No. 4

2 Timothy

This last prison epistle corresponds with Philippians, for it speaks of the athlete (2 Tim. 2:5), the possibility of winning or losing a crown (2 Tim. 2:5, 12; 4:7, 8) and the finishing of a course (2 Tim. 4:7). Three "good" things are mentioned by the Apostle:


These are associated on the Chart with three special features:

  1. The testimony of the Lord's Prisoner.
  2. The enduring and the reigning with Christ.
  3. The finishing of the course and the keeping of the faith.

There are four emphatic statements about the "Word":

  1. Preach the Word (2 Tim. 4:2).
    This is a "heralding" of the Word in troublous times.

  2. The inspiration of the Word (2 Tim. iii. 16).
    The word "scripture" (graphe) means that which is written, whilst "inspiration" means that which has been breathed. What God "said," His inspired servants "wrote," and this applies to "All scripture" without exception or distinction. As a Speaker once summed up the passage: It is more a matter of dictation than of composition.

  3. The pattern (form) of sound words (2 Tim. 1:13).
    The word "form" indicates a pattern from which others may work. The Chart shows the planning of a pattern. One square is complete, and shows "the unit of repeat." This unit is turned over and over and covers the whole surface, thereby making a balanced and harmonious pattern. Should anyone venture to place in one square a rose, in another a bird, in another a geometric pattern, we should get variety, but the pattern would vanish.

    Paul's life and doctrine have been given to us as "the unit of repeat." Timothy, so far as grace was given him, continued the design.

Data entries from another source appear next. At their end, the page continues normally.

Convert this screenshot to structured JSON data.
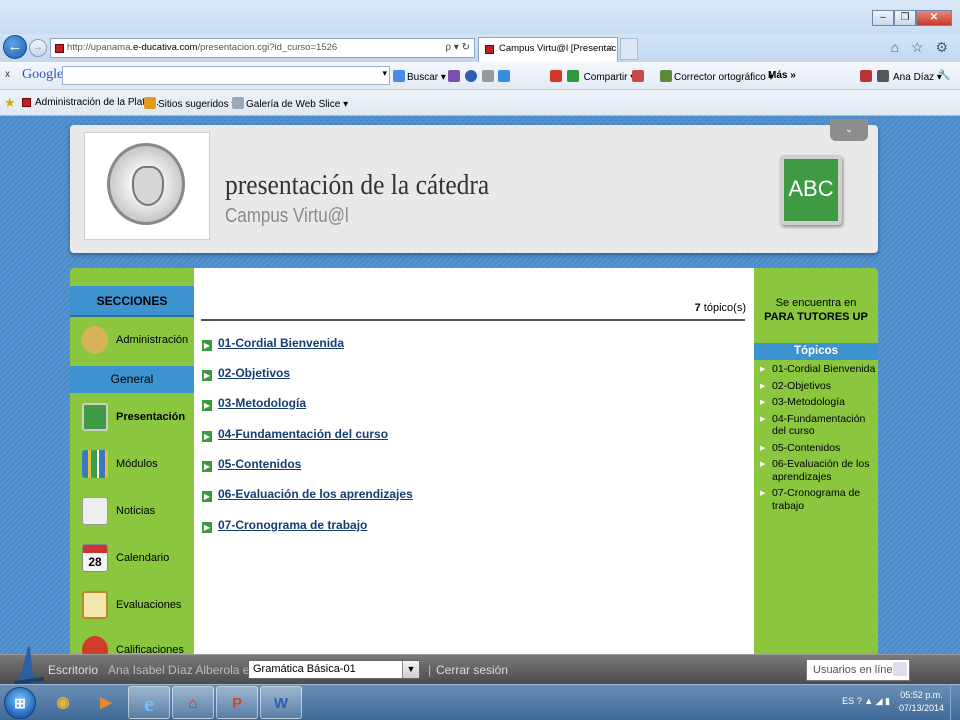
{
  "browser": {
    "url_prefix": "http://upanama.",
    "url_domain": "e-ducativa.com",
    "url_path": "/presentacion.cgi?id_curso=1526",
    "addr_icons": "ρ ▾ ↻",
    "tab_title": "Campus Virtu@l [Presentac...",
    "tab_close": "×",
    "back": "←",
    "forward": "→",
    "right_icons": "⌂ ☆ ⚙",
    "window_min": "–",
    "window_restore": "❐",
    "window_close": "✕"
  },
  "google_toolbar": {
    "close": "x",
    "logo": "Google",
    "search_value": "",
    "dropdown": "▾",
    "buscar": "Buscar ▾",
    "compartir": "Compartir ▾",
    "corrector": "Corrector ortográfico ▾",
    "mas": "Más »",
    "user": "Ana Díaz ▾"
  },
  "favorites_bar": {
    "items": [
      "Administración de la Plata...",
      "Sitios sugeridos ▾",
      "Galería de Web Slice ▾"
    ]
  },
  "header": {
    "title": "presentación de la cátedra",
    "subtitle": "Campus Virtu@l",
    "board_text": "ABC",
    "collapse": "⌄"
  },
  "left_sidebar": {
    "sections_title": "SECCIONES",
    "admin_label": "Administración",
    "general_title": "General",
    "items": [
      {
        "label": "Presentación",
        "icon": "abc-board-icon",
        "color": "#3f9a44"
      },
      {
        "label": "Módulos",
        "icon": "binders-icon",
        "color": "#3a78c0"
      },
      {
        "label": "Noticias",
        "icon": "newspaper-icon",
        "color": "#cfcfcf"
      },
      {
        "label": "Calendario",
        "icon": "calendar-icon",
        "color": "#f2f2f2"
      },
      {
        "label": "Evaluaciones",
        "icon": "clipboard-icon",
        "color": "#e7c35a"
      },
      {
        "label": "Calificaciones",
        "icon": "medal-icon",
        "color": "#d23a2a"
      }
    ],
    "calendar_day": "28"
  },
  "center": {
    "topic_count": "7",
    "topic_count_label": " tópico(s)",
    "topics": [
      "01-Cordial Bienvenida",
      "02-Objetivos",
      "03-Metodología",
      "04-Fundamentación del curso",
      "05-Contenidos",
      "06-Evaluación de los aprendizajes",
      "07-Cronograma de trabajo"
    ]
  },
  "right_sidebar": {
    "location_line1": "Se encuentra en",
    "location_line2": "PARA TUTORES UP",
    "topics_title": "Tópicos",
    "topics": [
      "01-Cordial Bienvenida",
      "02-Objetivos",
      "03-Metodología",
      "04-Fundamentación del curso",
      "05-Contenidos",
      "06-Evaluación de los aprendizajes",
      "07-Cronograma de trabajo"
    ]
  },
  "app_bar": {
    "desktop": "Escritorio",
    "user_in": "Ana Isabel Díaz Alberola en",
    "course_select": "Gramática Básica-01",
    "separator": "|",
    "logout": "Cerrar sesión",
    "online_placeholder": "Usuarios en línea"
  },
  "taskbar": {
    "start": "⊞",
    "apps": [
      {
        "name": "chrome",
        "glyph": "◉",
        "color": "#e3b23c"
      },
      {
        "name": "media",
        "glyph": "▶",
        "color": "#e58a2c"
      },
      {
        "name": "ie",
        "glyph": "e",
        "color": "#6fc2ff"
      },
      {
        "name": "acrobat",
        "glyph": "⌂",
        "color": "#d9251c"
      },
      {
        "name": "powerpoint",
        "glyph": "P",
        "color": "#d04a22"
      },
      {
        "name": "word",
        "glyph": "W",
        "color": "#2b5fb4"
      }
    ],
    "lang": "ES",
    "tray_icons": "? ▲ ◢ ▮",
    "time": "05:52 p.m.",
    "date": "07/13/2014"
  },
  "colors": {
    "green_panel": "#8bc63f",
    "blue_head": "#3c93cf",
    "link": "#153d73",
    "page_bg": "#4d8fcf"
  }
}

We are not all like Paul or Timothy. Someone must spend the time to rule up the small squares: someone must draw down the pattern in outline; someone must spend their precious time simply filling in a "background." There is a temptation to go off after something more "original" or spectacular, but commendation is only for those who obey and whose service has been according to plan. When the pattern is complete the ruled up squares will have vanished. Yet the Lord knows all about the quiet "humdrum", and without it the pattern would not hold together nor be true and pleasing.

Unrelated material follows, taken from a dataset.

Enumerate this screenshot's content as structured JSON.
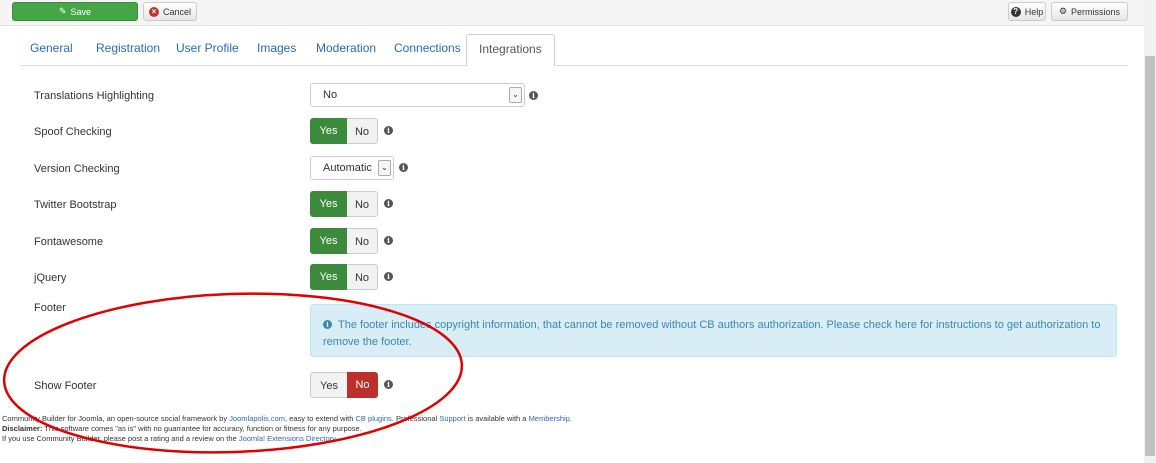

  4. The right division of the Word (2 Tim. 2:15).
    This is the fundamental principle of all interpretation. It distinguishes between dispensations and callings, and does not confound Kingdom with Church.

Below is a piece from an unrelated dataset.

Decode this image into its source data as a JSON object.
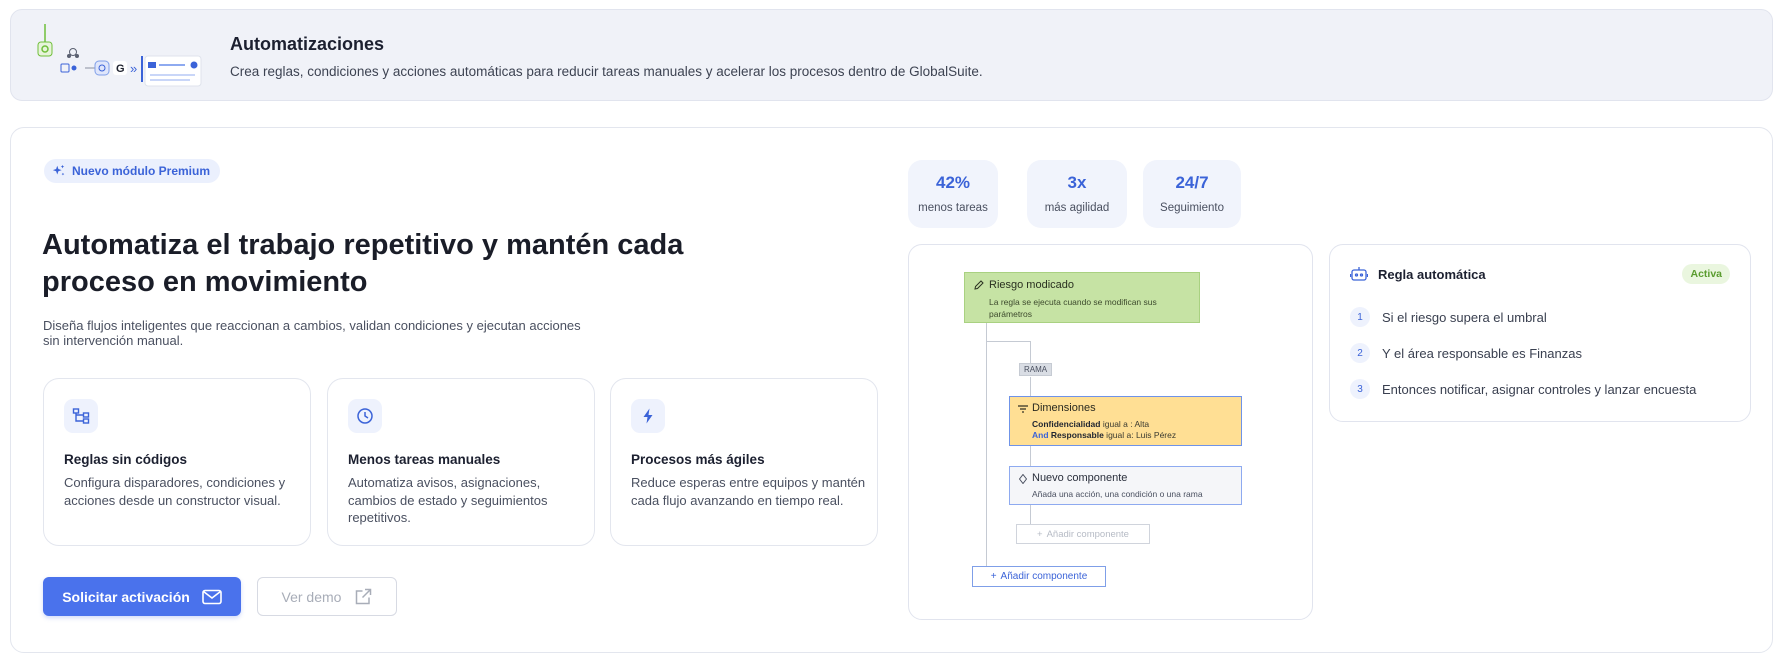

    Timothy was taught the Scriptures from a child, and having a Greek father would read the Greek Old Testament (known as the Septuagint); so he would recognize the words “rightly dividing" which occur in Proverbs 3:16. Hence in the Chart we have used the figure of a sign-post to show how practical is this great principle, and to prevent the thought that only the learned can put it To use.


Berean Pictorial Charts

| About LW | Site Map | LW Publications | Search
Developed by © Levend Water All rights reserved